◆ Exercise requirements: Wherever the string "this" shows up in the records below, return that line.

### Exercise inputs ###

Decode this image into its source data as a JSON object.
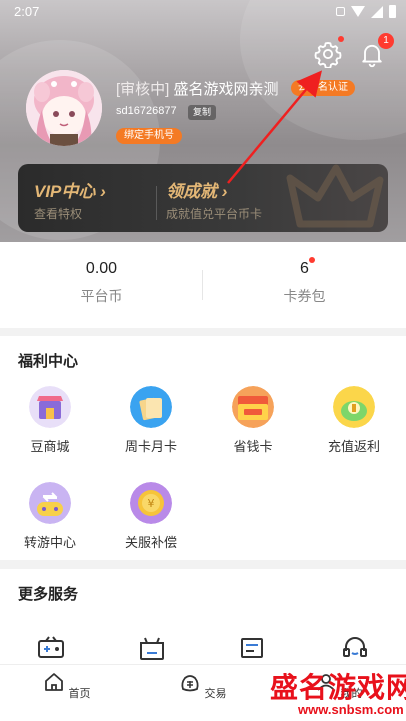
{
  "status_bar": {
    "time": "2:07"
  },
  "header": {
    "notification_count": "1",
    "review_tag": "[审核中]",
    "username": "盛名游戏网亲测",
    "verify_label": "去实名认证",
    "uid": "sd16726877",
    "copy_label": "复制",
    "bind_phone_label": "绑定手机号"
  },
  "vip_card": {
    "vip_title": "VIP中心",
    "vip_sub": "查看特权",
    "achievement_title": "领成就",
    "achievement_sub": "成就值兑平台币卡"
  },
  "stats": [
    {
      "value": "0.00",
      "label": "平台币"
    },
    {
      "value": "6",
      "label": "卡券包"
    }
  ],
  "welfare": {
    "title": "福利中心",
    "items": [
      {
        "label": "豆商城",
        "icon": "bean-shop-icon"
      },
      {
        "label": "周卡月卡",
        "icon": "weekly-monthly-card-icon"
      },
      {
        "label": "省钱卡",
        "icon": "save-money-card-icon"
      },
      {
        "label": "充值返利",
        "icon": "recharge-rebate-icon"
      },
      {
        "label": "转游中心",
        "icon": "game-transfer-icon"
      },
      {
        "label": "关服补偿",
        "icon": "server-close-compensation-icon"
      }
    ]
  },
  "services": {
    "title": "更多服务"
  },
  "tabbar": [
    {
      "label": "首页",
      "icon": "home-icon"
    },
    {
      "label": "交易",
      "icon": "trade-bag-icon"
    },
    {
      "label": "我的",
      "icon": "profile-icon"
    }
  ],
  "watermark": {
    "title": "盛名游戏网",
    "url": "www.snbsm.com"
  },
  "colors": {
    "accent": "#f47a24",
    "gold": "#e3b776",
    "badge": "#ff3b30",
    "watermark": "#e8111b"
  }
}
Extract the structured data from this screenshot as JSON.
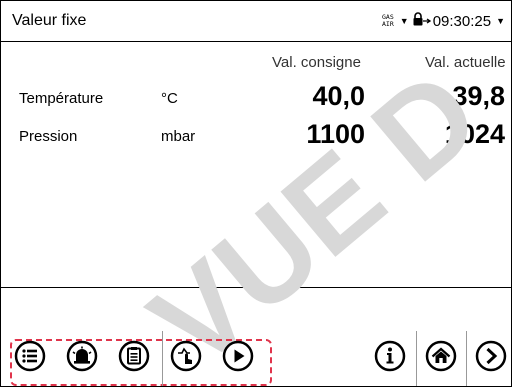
{
  "header": {
    "title": "Valeur fixe",
    "gas_line1": "GAS",
    "gas_line2": "AIR",
    "time": "09:30:25"
  },
  "table": {
    "col_setpoint": "Val. consigne",
    "col_actual": "Val. actuelle",
    "rows": [
      {
        "label": "Température",
        "unit": "°C",
        "setpoint": "40,0",
        "actual": "39,8"
      },
      {
        "label": "Pression",
        "unit": "mbar",
        "setpoint": "1100",
        "actual": "1024"
      }
    ]
  },
  "watermark": "VUE D",
  "colors": {
    "highlight": "#e0344b",
    "watermark": "#d8d8d8"
  },
  "icons": [
    "menu-icon",
    "alarm-icon",
    "clipboard-icon",
    "touch-icon",
    "play-icon",
    "info-icon",
    "home-icon",
    "next-icon"
  ]
}
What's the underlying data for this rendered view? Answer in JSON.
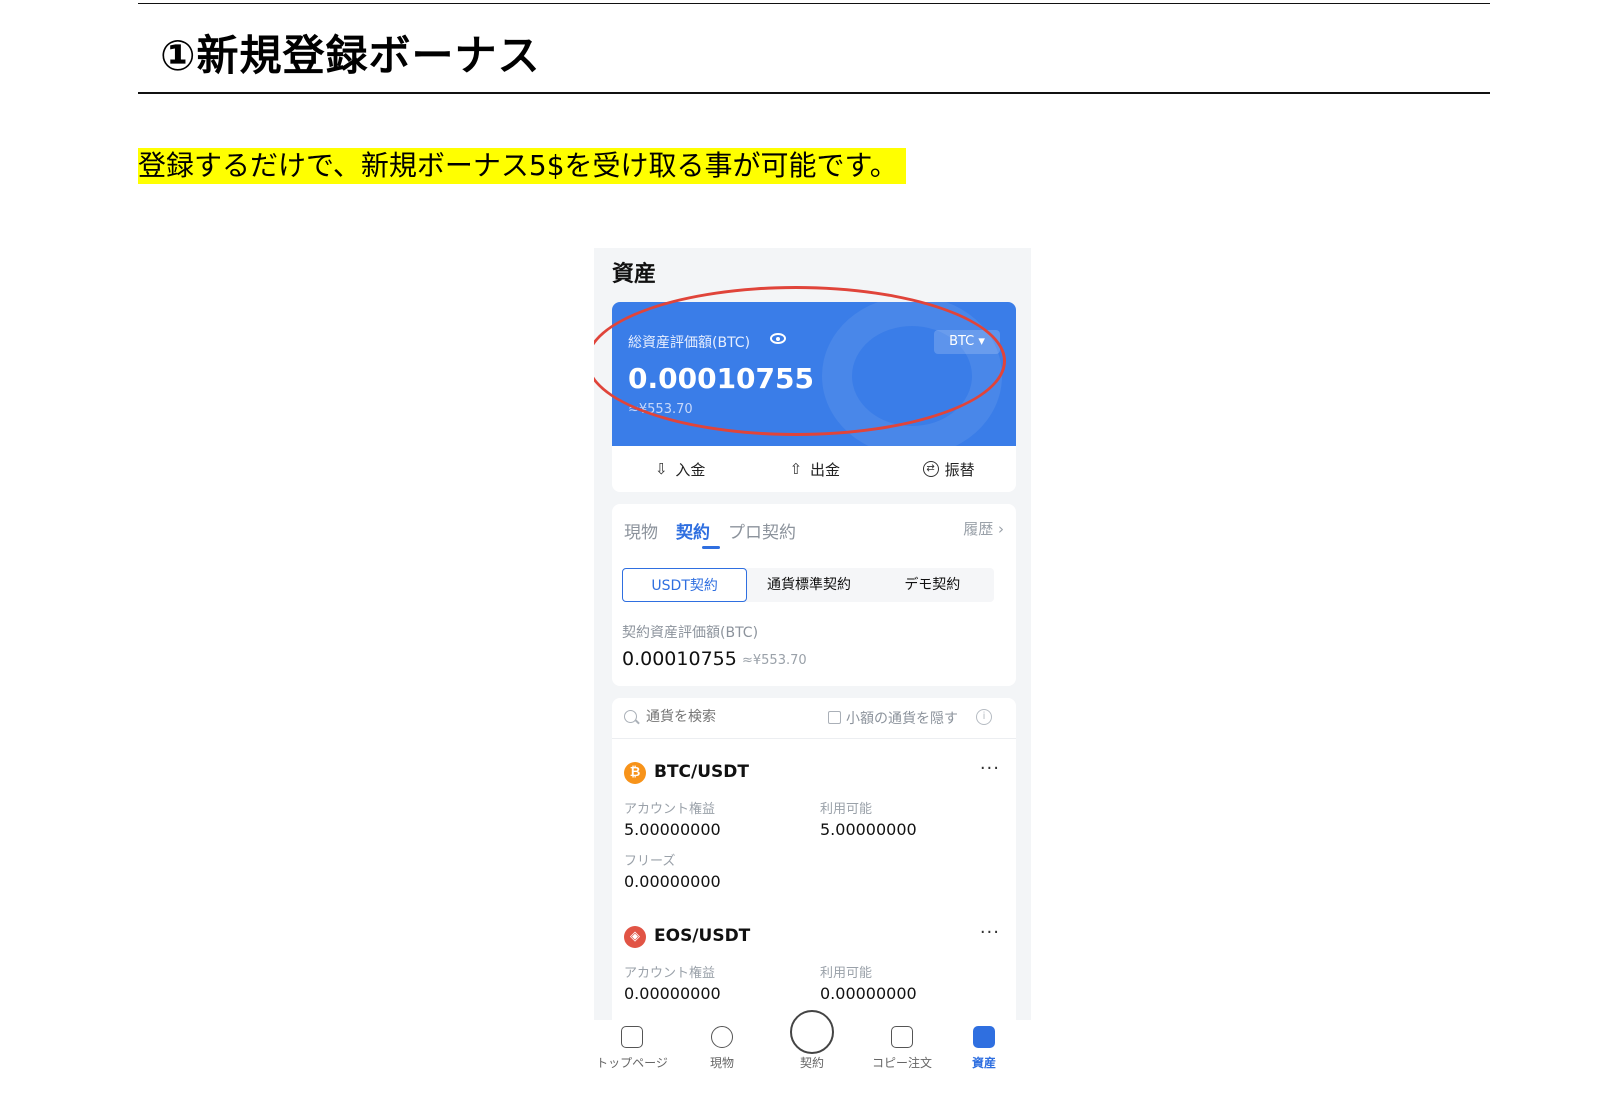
{
  "section": {
    "heading": "①新規登録ボーナス",
    "intro": "登録するだけで、新規ボーナス5$を受け取る事が可能です。"
  },
  "app": {
    "page_title": "資産",
    "balance_card": {
      "label": "総資産評価額(BTC)",
      "currency": "BTC ▾",
      "amount": "0.00010755",
      "fiat": "≈¥553.70"
    },
    "actions": [
      {
        "label": "入金",
        "icon": "deposit-icon"
      },
      {
        "label": "出金",
        "icon": "withdraw-icon"
      },
      {
        "label": "振替",
        "icon": "transfer-icon"
      }
    ],
    "tabs": {
      "spot": "現物",
      "contract": "契約",
      "pro": "プロ契約",
      "history": "履歴 ›"
    },
    "segments": [
      "USDT契約",
      "通貨標準契約",
      "デモ契約"
    ],
    "contract_asset": {
      "label": "契約資産評価額(BTC)",
      "value": "0.00010755",
      "fiat": "≈¥553.70"
    },
    "search": {
      "placeholder": "通貨を検索",
      "hide_small": "小額の通貨を隠す"
    },
    "coins": [
      {
        "name": "BTC/USDT",
        "icon_glyph": "₿",
        "color": "#f7931a",
        "equity_label": "アカウント権益",
        "equity": "5.00000000",
        "available_label": "利用可能",
        "available": "5.00000000",
        "frozen_label": "フリーズ",
        "frozen": "0.00000000"
      },
      {
        "name": "EOS/USDT",
        "icon_glyph": "◈",
        "color": "#e15445",
        "equity_label": "アカウント権益",
        "equity": "0.00000000",
        "available_label": "利用可能",
        "available": "0.00000000"
      }
    ],
    "nav": [
      "トップページ",
      "現物",
      "契約",
      "コピー注文",
      "資産"
    ],
    "colors": {
      "accent": "#2f6fe0",
      "card": "#3a7de8",
      "highlight": "#ffff00",
      "annotation": "#e0443a"
    }
  }
}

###

◆ Solution:
Decode this image into its source data as a JSON object.
Extract the structured data from this screenshot as JSON.
What's the underlying data for this rendered view? Answer in JSON.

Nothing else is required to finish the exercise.